a New Service from StratVantage
Can’t Get Enough of ME?
In the unlikely event
that you want more of my opinions, I’ve started a Weblog. It’s the fashionable
thing for pundits to do, and I’m doing it too. A Weblog is a datestamped
collection of somewhat random thoughts and ideas assembled on a Web
page. If you’d like to subject the world to your thoughts, as I do,
you can create your own Weblog. You need to have a Web site that allows
you FTP access, and the free software from www.blogger.com.

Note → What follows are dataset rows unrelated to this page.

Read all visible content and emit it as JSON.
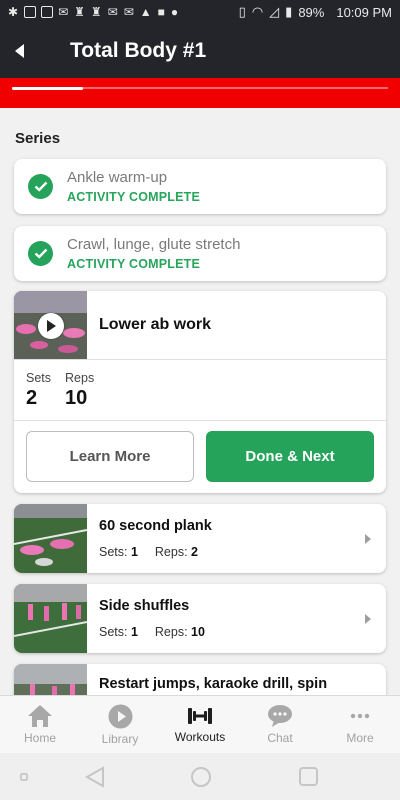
{
  "status_bar": {
    "battery": "89%",
    "time": "10:09 PM",
    "notification_icons": [
      "slack-icon",
      "gallery-icon",
      "lock-icon",
      "mail-icon",
      "chess-icon",
      "chess-icon",
      "gmail-icon",
      "gmail-icon",
      "warning-icon",
      "video-icon",
      "skype-icon"
    ]
  },
  "app_bar": {
    "title": "Total Body #1"
  },
  "progress": {
    "fraction": 0.19
  },
  "series": {
    "label": "Series",
    "completed": [
      {
        "title": "Ankle warm-up",
        "status": "ACTIVITY COMPLETE"
      },
      {
        "title": "Crawl, lunge, glute stretch",
        "status": "ACTIVITY COMPLETE"
      }
    ],
    "current": {
      "title": "Lower ab work",
      "sets_label": "Sets",
      "sets_value": "2",
      "reps_label": "Reps",
      "reps_value": "10",
      "learn_more_label": "Learn More",
      "done_next_label": "Done & Next"
    },
    "upcoming": [
      {
        "title": "60 second plank",
        "sets_label": "Sets:",
        "sets": "1",
        "reps_label": "Reps:",
        "reps": "2"
      },
      {
        "title": "Side shuffles",
        "sets_label": "Sets:",
        "sets": "1",
        "reps_label": "Reps:",
        "reps": "10"
      },
      {
        "title": "Restart jumps, karaoke drill, spin",
        "sets_label": "",
        "sets": "",
        "reps_label": "",
        "reps": ""
      }
    ]
  },
  "bottom_nav": [
    {
      "label": "Home",
      "icon": "home-icon"
    },
    {
      "label": "Library",
      "icon": "play-circle-icon"
    },
    {
      "label": "Workouts",
      "icon": "dumbbell-icon",
      "active": true
    },
    {
      "label": "Chat",
      "icon": "chat-bubble-icon"
    },
    {
      "label": "More",
      "icon": "more-dots-icon"
    }
  ],
  "colors": {
    "app_bar": "#24252b",
    "accent_red": "#f00000",
    "success_green": "#26a35a"
  }
}
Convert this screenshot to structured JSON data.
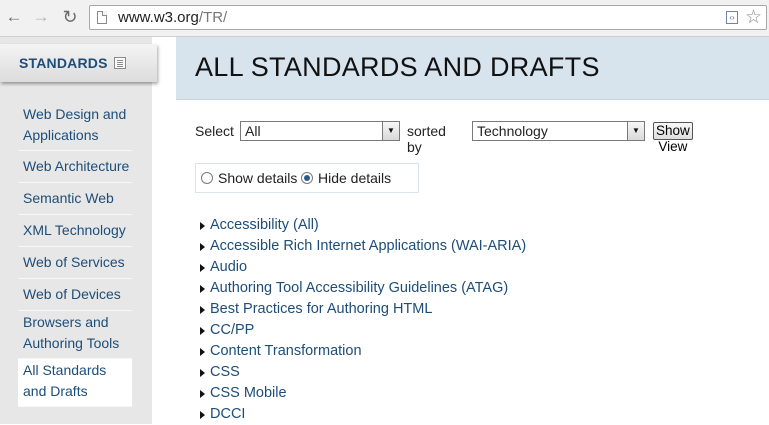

This allows you to right click on a Web page and append your pithy thoughts
to your Weblog.
I’ve dubbed my Weblog
entries “Stratlets”, and they are available at www.stratvantage.com/stratlets/.
Let me know what you think.
Also check out the TrendSpot for ranking of
the latest emerging trends.
14, 1928 - July 5, 2003
Jane C. Ellsworth
20, 1928 - July 20, 2003